Dataset rows describing interfaces
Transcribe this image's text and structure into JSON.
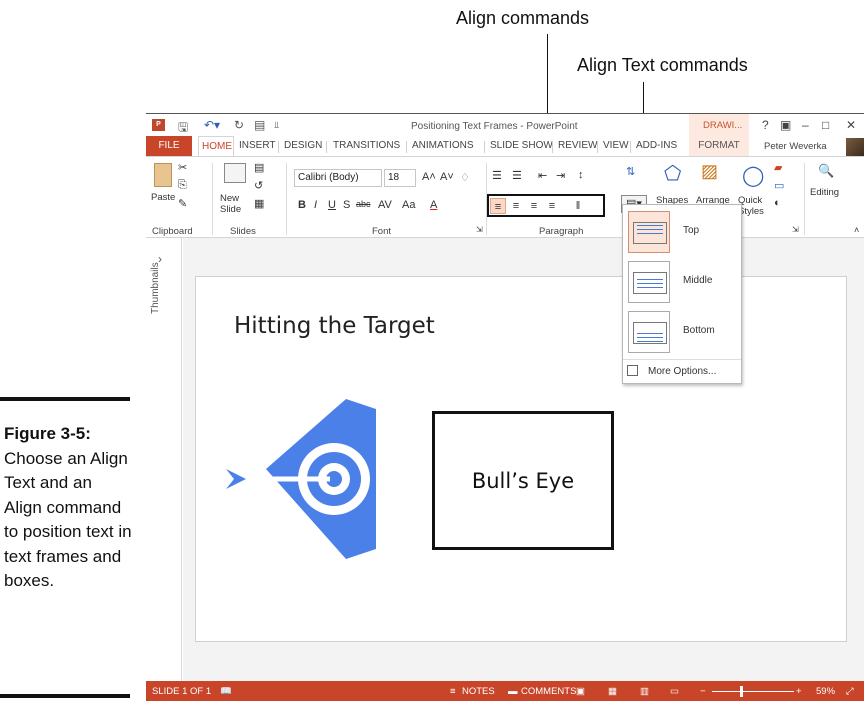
{
  "callouts": {
    "align_commands": "Align commands",
    "align_text_commands": "Align Text commands"
  },
  "figure": {
    "number": "Figure 3-5:",
    "caption": "Choose an Align Text and an Align command to position text in text frames and boxes."
  },
  "window": {
    "title": "Positioning Text Frames - PowerPoint",
    "context_tab": "DRAWI...",
    "user": "Peter Weverka",
    "help": "?"
  },
  "tabs": [
    "FILE",
    "HOME",
    "INSERT",
    "DESIGN",
    "TRANSITIONS",
    "ANIMATIONS",
    "SLIDE SHOW",
    "REVIEW",
    "VIEW",
    "ADD-INS",
    "FORMAT"
  ],
  "ribbon": {
    "clipboard": {
      "paste": "Paste",
      "group": "Clipboard"
    },
    "slides": {
      "new_slide": "New Slide",
      "group": "Slides"
    },
    "font": {
      "family": "Calibri (Body)",
      "size": "18",
      "group": "Font"
    },
    "paragraph": {
      "group": "Paragraph"
    },
    "drawing": {
      "shapes": "Shapes",
      "arrange": "Arrange",
      "quick_styles": "Quick Styles"
    },
    "editing": {
      "label": "Editing"
    }
  },
  "align_text_menu": {
    "items": [
      {
        "label": "Top",
        "selected": true
      },
      {
        "label": "Middle",
        "selected": false
      },
      {
        "label": "Bottom",
        "selected": false
      }
    ],
    "more": "More Options..."
  },
  "thumbnails": {
    "label": "Thumbnails"
  },
  "slide": {
    "title": "Hitting the Target",
    "box_text": "Bull’s Eye",
    "target_color": "#4a80e8"
  },
  "statusbar": {
    "slide": "SLIDE 1 OF 1",
    "notes": "NOTES",
    "comments": "COMMENTS",
    "zoom": "59%"
  },
  "colors": {
    "accent": "#c8452a",
    "callout_line": "#111111"
  }
}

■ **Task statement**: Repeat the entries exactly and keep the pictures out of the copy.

■ **Written reply**:
Transcribe this image's text and structure into JSON.
{
  "callouts": {
    "align_commands": "Align commands",
    "align_text_commands": "Align Text commands"
  },
  "figure": {
    "number": "Figure 3-5:",
    "caption": "Choose an Align Text and an Align command to position text in text frames and boxes."
  },
  "window": {
    "title": "Positioning Text Frames - PowerPoint",
    "context_tab": "DRAWI...",
    "user": "Peter Weverka",
    "help": "?"
  },
  "tabs": [
    "FILE",
    "HOME",
    "INSERT",
    "DESIGN",
    "TRANSITIONS",
    "ANIMATIONS",
    "SLIDE SHOW",
    "REVIEW",
    "VIEW",
    "ADD-INS",
    "FORMAT"
  ],
  "ribbon": {
    "clipboard": {
      "paste": "Paste",
      "group": "Clipboard"
    },
    "slides": {
      "new_slide": "New Slide",
      "group": "Slides"
    },
    "font": {
      "family": "Calibri (Body)",
      "size": "18",
      "group": "Font"
    },
    "paragraph": {
      "group": "Paragraph"
    },
    "drawing": {
      "shapes": "Shapes",
      "arrange": "Arrange",
      "quick_styles": "Quick Styles"
    },
    "editing": {
      "label": "Editing"
    }
  },
  "align_text_menu": {
    "items": [
      {
        "label": "Top",
        "selected": true
      },
      {
        "label": "Middle",
        "selected": false
      },
      {
        "label": "Bottom",
        "selected": false
      }
    ],
    "more": "More Options..."
  },
  "thumbnails": {
    "label": "Thumbnails"
  },
  "slide": {
    "title": "Hitting the Target",
    "box_text": "Bull’s Eye",
    "target_color": "#4a80e8"
  },
  "statusbar": {
    "slide": "SLIDE 1 OF 1",
    "notes": "NOTES",
    "comments": "COMMENTS",
    "zoom": "59%"
  },
  "colors": {
    "accent": "#c8452a",
    "callout_line": "#111111"
  }
}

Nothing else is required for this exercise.